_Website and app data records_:

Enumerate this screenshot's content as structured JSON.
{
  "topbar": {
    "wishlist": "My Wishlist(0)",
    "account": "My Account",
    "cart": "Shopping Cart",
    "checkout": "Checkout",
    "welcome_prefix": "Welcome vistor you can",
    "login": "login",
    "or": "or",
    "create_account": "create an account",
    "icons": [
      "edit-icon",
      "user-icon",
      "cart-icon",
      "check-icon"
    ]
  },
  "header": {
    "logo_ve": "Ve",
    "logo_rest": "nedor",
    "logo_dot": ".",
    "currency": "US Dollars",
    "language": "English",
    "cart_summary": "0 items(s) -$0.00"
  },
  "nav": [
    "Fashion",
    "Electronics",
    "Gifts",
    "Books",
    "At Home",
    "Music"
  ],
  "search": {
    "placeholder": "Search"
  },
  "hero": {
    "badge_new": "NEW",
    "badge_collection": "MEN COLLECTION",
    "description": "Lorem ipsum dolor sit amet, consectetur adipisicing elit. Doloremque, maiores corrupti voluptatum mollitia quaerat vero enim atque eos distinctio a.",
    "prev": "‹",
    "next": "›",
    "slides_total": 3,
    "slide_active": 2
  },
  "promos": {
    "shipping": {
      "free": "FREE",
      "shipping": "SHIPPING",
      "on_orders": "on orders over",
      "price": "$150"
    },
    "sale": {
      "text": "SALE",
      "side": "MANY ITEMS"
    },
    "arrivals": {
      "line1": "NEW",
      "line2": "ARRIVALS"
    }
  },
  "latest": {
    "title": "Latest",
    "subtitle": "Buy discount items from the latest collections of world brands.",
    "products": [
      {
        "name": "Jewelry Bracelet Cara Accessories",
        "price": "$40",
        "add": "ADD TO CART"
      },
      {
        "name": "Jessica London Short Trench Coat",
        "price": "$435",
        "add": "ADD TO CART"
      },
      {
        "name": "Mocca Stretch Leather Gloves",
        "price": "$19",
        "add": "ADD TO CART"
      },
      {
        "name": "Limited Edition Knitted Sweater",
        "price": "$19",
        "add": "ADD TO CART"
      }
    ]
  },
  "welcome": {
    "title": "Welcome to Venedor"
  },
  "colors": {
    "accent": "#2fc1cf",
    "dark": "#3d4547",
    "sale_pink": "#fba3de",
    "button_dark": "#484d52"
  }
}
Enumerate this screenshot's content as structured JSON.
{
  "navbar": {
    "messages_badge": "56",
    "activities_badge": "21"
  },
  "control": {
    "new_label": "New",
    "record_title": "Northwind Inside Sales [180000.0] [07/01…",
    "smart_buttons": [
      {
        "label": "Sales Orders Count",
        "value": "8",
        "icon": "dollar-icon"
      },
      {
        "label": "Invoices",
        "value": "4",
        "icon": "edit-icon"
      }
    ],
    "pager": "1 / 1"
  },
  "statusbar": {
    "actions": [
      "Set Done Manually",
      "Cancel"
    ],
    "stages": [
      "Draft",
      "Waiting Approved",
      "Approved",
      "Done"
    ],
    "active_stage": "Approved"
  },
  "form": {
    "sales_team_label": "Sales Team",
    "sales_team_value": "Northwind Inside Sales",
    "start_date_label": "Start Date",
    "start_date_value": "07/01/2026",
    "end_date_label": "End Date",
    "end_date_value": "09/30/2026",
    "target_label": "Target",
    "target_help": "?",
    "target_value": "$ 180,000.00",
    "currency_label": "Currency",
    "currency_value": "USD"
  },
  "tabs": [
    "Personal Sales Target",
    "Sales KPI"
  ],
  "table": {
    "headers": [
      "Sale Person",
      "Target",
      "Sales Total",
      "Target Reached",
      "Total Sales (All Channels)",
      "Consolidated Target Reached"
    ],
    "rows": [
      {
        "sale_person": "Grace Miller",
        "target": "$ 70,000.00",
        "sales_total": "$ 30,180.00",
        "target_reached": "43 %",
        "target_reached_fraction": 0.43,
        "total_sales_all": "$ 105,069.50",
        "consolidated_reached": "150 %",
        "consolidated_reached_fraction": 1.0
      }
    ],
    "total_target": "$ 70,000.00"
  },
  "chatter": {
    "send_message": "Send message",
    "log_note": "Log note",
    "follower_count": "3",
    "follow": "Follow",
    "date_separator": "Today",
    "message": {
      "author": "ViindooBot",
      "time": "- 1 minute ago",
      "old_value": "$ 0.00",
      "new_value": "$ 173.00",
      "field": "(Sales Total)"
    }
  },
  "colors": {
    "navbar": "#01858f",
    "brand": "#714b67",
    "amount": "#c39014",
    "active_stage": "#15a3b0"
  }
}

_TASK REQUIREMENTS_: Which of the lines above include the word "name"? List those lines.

_YOUR SOLUTION_:
        "name": "Jewelry Bracelet Cara Accessories",
        "name": "Jessica London Short Trench Coat",
        "name": "Mocca Stretch Leather Gloves",
        "name": "Limited Edition Knitted Sweater",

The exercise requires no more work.